=== DATA FOR THIS EXERCISE ===
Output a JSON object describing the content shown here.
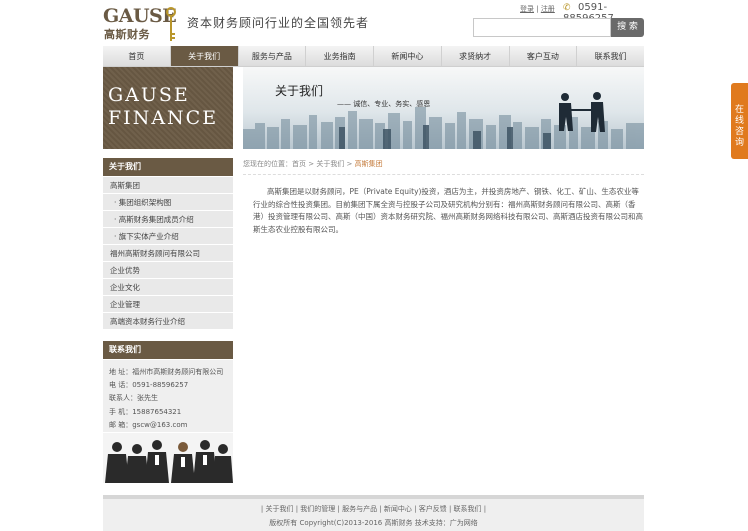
{
  "header": {
    "logo_text": "GAUSE",
    "logo_cn": "高斯财务",
    "slogan": "资本财务顾问行业的全国领先者",
    "login": "登录",
    "register": "注册",
    "phone": "0591-88596257",
    "search_placeholder": "",
    "search_button": "搜 索"
  },
  "nav": [
    "首页",
    "关于我们",
    "服务与产品",
    "业务指南",
    "新闻中心",
    "求贤纳才",
    "客户互动",
    "联系我们"
  ],
  "banner": {
    "brand_line1": "GAUSE",
    "brand_line2": "FINANCE",
    "title": "关于我们",
    "subtitle": "诚信、专业、务实、感恩"
  },
  "sidebar": {
    "about_title": "关于我们",
    "items": [
      "高斯集团",
      "集团组织架构图",
      "高斯财务集团成员介绍",
      "旗下实体产业介绍",
      "福州高斯财务顾问有限公司",
      "企业优势",
      "企业文化",
      "企业管理",
      "高端资本财务行业介绍"
    ],
    "contact_title": "联系我们",
    "contact": {
      "address": "地 址：福州市高斯财务顾问有限公司",
      "tel": "电 话：0591-88596257",
      "person": "联系人：张先生",
      "mobile": "手 机：15887654321",
      "email": "邮 箱：gscw@163.com"
    }
  },
  "breadcrumb": {
    "prefix": "您现在的位置：",
    "home": "首页",
    "sep1": " > ",
    "parent": "关于我们",
    "sep2": " > ",
    "current": "高斯集团"
  },
  "article": {
    "paragraph": "高斯集团是以财务顾问，PE（Private Equity)投资，酒店为主，并投资房地产、钢铁、化工、矿山、生态农业等行业的综合性投资集团。目前集团下属全资与控股子公司及研究机构分别有：福州高斯财务顾问有限公司、高斯（香港）投资管理有限公司、高斯（中国）资本财务研究院、福州高斯财务网络科技有限公司、高斯酒店投资有限公司和高斯生态农业控股有限公司。"
  },
  "float_tab": "在线咨询",
  "footer": {
    "links": [
      "关于我们",
      "我们的管理",
      "服务与产品",
      "新闻中心",
      "客户反馈",
      "联系我们"
    ],
    "copyright": "版权所有 Copyright(C)2013-2016 高斯财务",
    "support": "技术支持：广为网络"
  },
  "colors": {
    "brand_brown": "#6a5a44",
    "accent_orange": "#e07a1e",
    "breadcrumb_current": "#c47a3a"
  }
}
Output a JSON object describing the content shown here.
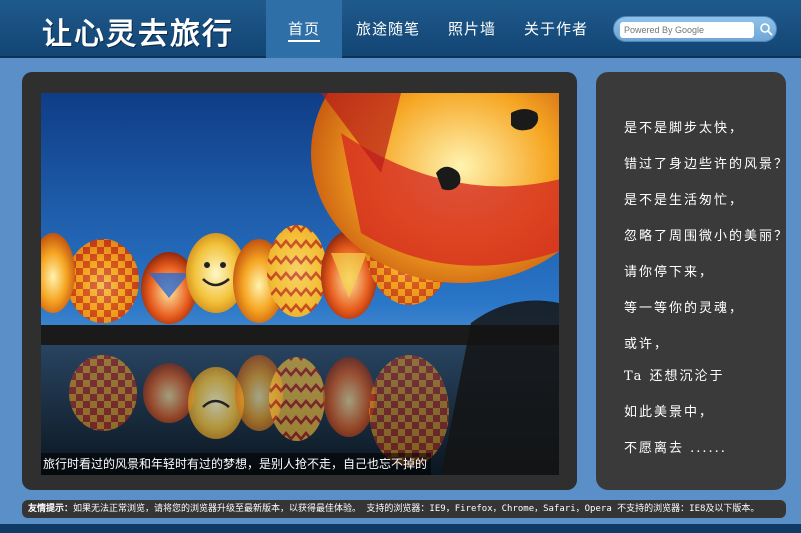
{
  "header": {
    "logo": "让心灵去旅行",
    "nav": [
      "首页",
      "旅途随笔",
      "照片墙",
      "关于作者"
    ],
    "search_placeholder": "Powered By Google"
  },
  "main": {
    "caption": "旅行时看过的风景和年轻时有过的梦想，是别人抢不走，自己也忘不掉的"
  },
  "poem": {
    "lines": [
      "是不是脚步太快，",
      "错过了身边些许的风景？",
      "是不是生活匆忙，",
      "忽略了周围微小的美丽？",
      "请你停下来，",
      "等一等你的灵魂，",
      "或许，",
      "Ta 还想沉沦于",
      "如此美景中，",
      "不愿离去 ......"
    ]
  },
  "footer": {
    "label": "友情提示：",
    "text": "如果无法正常浏览，请将您的浏览器升级至最新版本，以获得最佳体验。   支持的浏览器：IE9，Firefox，Chrome，Safari，Opera   不支持的浏览器：IE8及以下版本。"
  },
  "colors": {
    "page_bg": "#5b8fc7",
    "header_bg": "#124574",
    "nav_active": "#2f6fa8",
    "panel_bg": "#2f2f2f"
  },
  "icons": {
    "search": "magnifier-icon"
  }
}
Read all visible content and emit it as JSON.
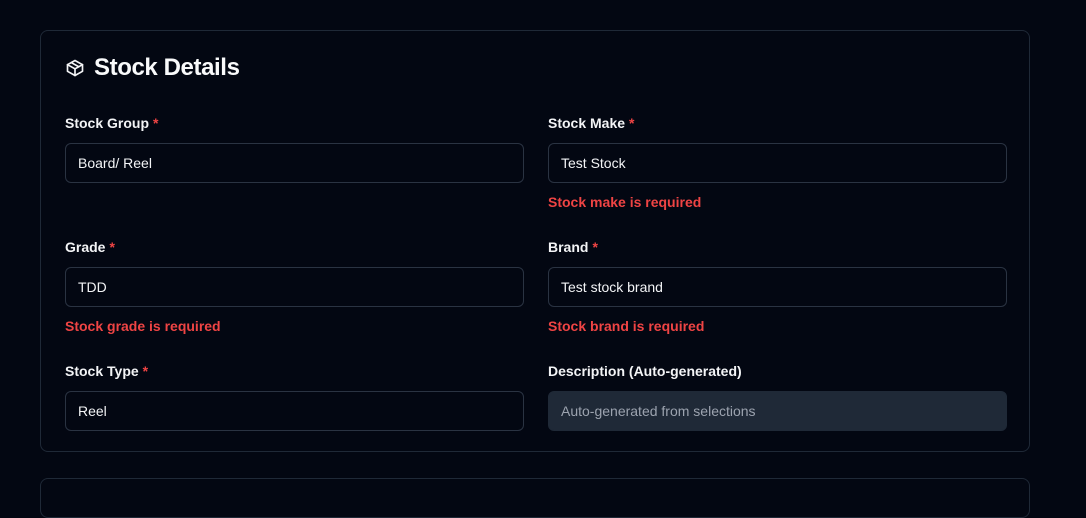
{
  "section": {
    "title": "Stock Details",
    "icon": "package-icon"
  },
  "fields": {
    "stock_group": {
      "label": "Stock Group",
      "required": "*",
      "value": "Board/ Reel"
    },
    "stock_make": {
      "label": "Stock Make",
      "required": "*",
      "value": "Test Stock",
      "error": "Stock make is required"
    },
    "grade": {
      "label": "Grade",
      "required": "*",
      "value": "TDD",
      "error": "Stock grade is required"
    },
    "brand": {
      "label": "Brand",
      "required": "*",
      "value": "Test stock brand",
      "error": "Stock brand is required"
    },
    "stock_type": {
      "label": "Stock Type",
      "required": "*",
      "value": "Reel"
    },
    "description": {
      "label": "Description (Auto-generated)",
      "placeholder": "Auto-generated from selections"
    }
  },
  "colors": {
    "background": "#030712",
    "border": "#1f2937",
    "error": "#ef4444",
    "disabled_bg": "#1f2937"
  }
}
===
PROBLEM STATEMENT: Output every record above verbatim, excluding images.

WRITTEN RESPONSE:
Output a JSON object describing the content shown here.
{
  "header": {
    "logo_text": "GAUSE",
    "logo_cn": "高斯财务",
    "slogan": "资本财务顾问行业的全国领先者",
    "login": "登录",
    "register": "注册",
    "phone": "0591-88596257",
    "search_placeholder": "",
    "search_button": "搜 索"
  },
  "nav": [
    "首页",
    "关于我们",
    "服务与产品",
    "业务指南",
    "新闻中心",
    "求贤纳才",
    "客户互动",
    "联系我们"
  ],
  "banner": {
    "brand_line1": "GAUSE",
    "brand_line2": "FINANCE",
    "title": "关于我们",
    "subtitle": "诚信、专业、务实、感恩"
  },
  "sidebar": {
    "about_title": "关于我们",
    "items": [
      "高斯集团",
      "集团组织架构图",
      "高斯财务集团成员介绍",
      "旗下实体产业介绍",
      "福州高斯财务顾问有限公司",
      "企业优势",
      "企业文化",
      "企业管理",
      "高端资本财务行业介绍"
    ],
    "contact_title": "联系我们",
    "contact": {
      "address": "地 址：福州市高斯财务顾问有限公司",
      "tel": "电 话：0591-88596257",
      "person": "联系人：张先生",
      "mobile": "手 机：15887654321",
      "email": "邮 箱：gscw@163.com"
    }
  },
  "breadcrumb": {
    "prefix": "您现在的位置：",
    "home": "首页",
    "sep1": " > ",
    "parent": "关于我们",
    "sep2": " > ",
    "current": "高斯集团"
  },
  "article": {
    "paragraph": "高斯集团是以财务顾问，PE（Private Equity)投资，酒店为主，并投资房地产、钢铁、化工、矿山、生态农业等行业的综合性投资集团。目前集团下属全资与控股子公司及研究机构分别有：福州高斯财务顾问有限公司、高斯（香港）投资管理有限公司、高斯（中国）资本财务研究院、福州高斯财务网络科技有限公司、高斯酒店投资有限公司和高斯生态农业控股有限公司。"
  },
  "float_tab": "在线咨询",
  "footer": {
    "links": [
      "关于我们",
      "我们的管理",
      "服务与产品",
      "新闻中心",
      "客户反馈",
      "联系我们"
    ],
    "copyright": "版权所有 Copyright(C)2013-2016 高斯财务",
    "support": "技术支持：广为网络"
  },
  "colors": {
    "brand_brown": "#6a5a44",
    "accent_orange": "#e07a1e",
    "breadcrumb_current": "#c47a3a"
  }
}
Output a JSON object describing the content shown here.
{
  "header": {
    "logo": "让心灵去旅行",
    "nav": [
      "首页",
      "旅途随笔",
      "照片墙",
      "关于作者"
    ],
    "search_placeholder": "Powered By Google"
  },
  "main": {
    "caption": "旅行时看过的风景和年轻时有过的梦想，是别人抢不走，自己也忘不掉的"
  },
  "poem": {
    "lines": [
      "是不是脚步太快，",
      "错过了身边些许的风景？",
      "是不是生活匆忙，",
      "忽略了周围微小的美丽？",
      "请你停下来，",
      "等一等你的灵魂，",
      "或许，",
      "Ta 还想沉沦于",
      "如此美景中，",
      "不愿离去 ......"
    ]
  },
  "footer": {
    "label": "友情提示：",
    "text": "如果无法正常浏览，请将您的浏览器升级至最新版本，以获得最佳体验。   支持的浏览器：IE9，Firefox，Chrome，Safari，Opera   不支持的浏览器：IE8及以下版本。"
  },
  "colors": {
    "page_bg": "#5b8fc7",
    "header_bg": "#124574",
    "nav_active": "#2f6fa8",
    "panel_bg": "#2f2f2f"
  },
  "icons": {
    "search": "magnifier-icon"
  }
}
Read all visible content and emit it as JSON.
{
  "section": {
    "title": "Stock Details",
    "icon": "package-icon"
  },
  "fields": {
    "stock_group": {
      "label": "Stock Group",
      "required": "*",
      "value": "Board/ Reel"
    },
    "stock_make": {
      "label": "Stock Make",
      "required": "*",
      "value": "Test Stock",
      "error": "Stock make is required"
    },
    "grade": {
      "label": "Grade",
      "required": "*",
      "value": "TDD",
      "error": "Stock grade is required"
    },
    "brand": {
      "label": "Brand",
      "required": "*",
      "value": "Test stock brand",
      "error": "Stock brand is required"
    },
    "stock_type": {
      "label": "Stock Type",
      "required": "*",
      "value": "Reel"
    },
    "description": {
      "label": "Description (Auto-generated)",
      "placeholder": "Auto-generated from selections"
    }
  },
  "colors": {
    "background": "#030712",
    "border": "#1f2937",
    "error": "#ef4444",
    "disabled_bg": "#1f2937"
  }
}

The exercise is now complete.